Barnes's love affair with France is based on a wilful fantasy.
Jason Cowley detects a taint of vanity publishing in this
collection of recycled journalism, Something to Declare
Something to Declare
Picador, £8.99 pp302
Barnes's most celebrated novels - Flaubert's Parrot and The
History of the World in 10½ Chapters - are not really
novels, they are stylised essays in which Barnes excels at
smoothing the world into knowing aphorism and smart generalisation.
bit of art criticism, some literary biography, a couple of
pages of history, the odd self-revealing nugget or two - it's
all there in Barnes. But he isn't at his best as a writer
of fiction, at making things up: his intelligence is too controlling,
his tone too often superior, he has little gift for character
or narrative, no real vision of contemporary crisis. There's
something anodyne about even his best work; it has the cerebral
coldness of a crossword or mathematical puzzle.
read Barnes to be transported into imaginary realms, or to
encounter the struggle and pathos of humanity. You read him,

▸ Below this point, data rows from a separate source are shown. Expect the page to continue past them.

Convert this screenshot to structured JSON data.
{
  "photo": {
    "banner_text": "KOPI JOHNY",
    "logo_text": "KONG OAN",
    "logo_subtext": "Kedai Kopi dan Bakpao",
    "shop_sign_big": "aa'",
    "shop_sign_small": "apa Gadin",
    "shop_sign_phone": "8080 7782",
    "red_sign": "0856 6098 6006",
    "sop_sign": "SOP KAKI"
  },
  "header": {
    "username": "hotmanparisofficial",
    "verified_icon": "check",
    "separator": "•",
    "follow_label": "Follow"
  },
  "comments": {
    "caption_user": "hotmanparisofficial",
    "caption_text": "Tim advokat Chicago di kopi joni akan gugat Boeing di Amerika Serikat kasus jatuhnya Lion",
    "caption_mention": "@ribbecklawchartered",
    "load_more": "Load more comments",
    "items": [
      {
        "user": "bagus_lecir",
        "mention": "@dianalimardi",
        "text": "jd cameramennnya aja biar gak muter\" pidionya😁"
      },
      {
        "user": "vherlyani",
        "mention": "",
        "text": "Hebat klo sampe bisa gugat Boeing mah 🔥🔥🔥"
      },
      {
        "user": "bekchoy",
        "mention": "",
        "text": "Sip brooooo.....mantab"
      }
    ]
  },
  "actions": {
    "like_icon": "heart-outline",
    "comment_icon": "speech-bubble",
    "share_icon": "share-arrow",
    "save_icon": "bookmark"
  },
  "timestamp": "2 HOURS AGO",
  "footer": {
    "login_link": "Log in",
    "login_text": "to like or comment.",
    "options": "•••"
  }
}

rather, for that superior tone and for his voice; in many
ways, his novels are all voice - amused, languorous, insouciant
and arch. You read him for his hauteur, his gift of cultivated
digression and for his riffs and anecdotes. Above all, you
read him as an essayist, one of our best.
any newspaper columnist who can sustain an argument of more
than 1,000 words is recognised as an essayist, but the popularity
of the column or 'piece' is no more than an example of the
cheap popularisation of the essay in a degraded culture. Dr
Johnson called the essay an 'irregular, undigested piece'.
That is right. The column is too regular, too finished; it's
an easily digested piece. But the essay, as perfected by Montaigne,
Charles Lamb and EB White, strives for literary permanence.
It concerns the search for a personal voice, of the kind that
animates the most successful offerings in Barnes's new book
of essays about France.
first visited France in the summer of 1959. He was 13, on
holiday with his parents, and was enchanted; he has been returning,
at irregular intervals, ever since. France, it seems, is the
idealised Other against which he measures all other countries,
including England, and finds them, by contrast, a perplexing
disappointment. He accepts many of the stereotypes about the
French: that they are Cassanovan in sex and Machiavellian
in politics; that they are 'relaxed about pleasure' and treat
the arts 'as central to life, rather than some add-on, like
a set of alloy wheels'.
recalls the story of how, after British Airways had refused
to fly Salman Rushdie because of the fatwa, Air France announced
that it respected the French custom regarding the rights of
man, 'which means that we transport passengers without discrimination.
If Mr Rushdie wished to travel with Air France, he would not
be refused'. To Barnes, that act of generosity signified the
difference between French idealism and British pragmatism.
'In public life,' he concludes, 'the French are just as hypocritical
as we are; the difference would seem to be that their hypocrisy
pays lip-service to idealism, whereas ours pays lip-service
little, for instance, that has been idealistic about French
foreign policy in recent years. The cynical cultivation of
Robert Mugabe; the disastrous, wrong-headed interventions
in Rwanda, which contributed in no small part to the genocide
of 1994; the stubborn insistence on carrying out nuclear tests
in what is left of the old Francophone Pacific island colonies;
the refusal to import British beef: France, more than any
other European liberal democracy, seems to have acquired the
knack of international self-disgrace.
France of this disgrace and, more generally, of the Vichy
collaboration, of constant capitulation to the Germans, of
the war of independence in Algeria, of the ridiculous Académie
Française and of persistent, low-level paranoid suspicion
of les anglo-saxons isn't the France of Barnes's imagination.
It's not the gentle, refined land he encountered in adolescence
and has been wooing every since.
has reached that happy stage in his life when almost anything
he writes - reviews, prefaces, magazine profiles, shopping
lists - is deemed worthy of collection between hard covers.
'Any new book from Julian Barnes,' his publishers tell us,
'is a major event.' But this unsatisfactory offering is about
as much of an event as a Worthington Cup semi-final, not because
the writing quality isn't high - Barnes is incapable of writing
a clumsy sentence - but because recycled journalism too often
carries a taint of vanity publishing - this book is no exception.
readable essay here, first published in the New Yorker, is
about the Tour de France, what the American Lance Armstrong,
double-winner of the Tour, has called 'a contest in purposeless
suffering'. The Tour is the icon of the French nation, the
greatest and most venerated of all sporting endurance events.
is very good on the boisterous democracy of the Tour, which
is free to watch, and contrasts this with the vulgar spectacle
of commerce that is the modern mass sporting event, with its
'professional exploitation of the fan's emotions'. Add to
this some first-class reportage, an amusing reflection on
Petrarch, who climbed Mont Ventoux in 1336, and what you have
is a model essay, a mini-masterpiece of wit, precision and
elegant poise. Would that he left his desk more often
(R) thedailystar.net 2005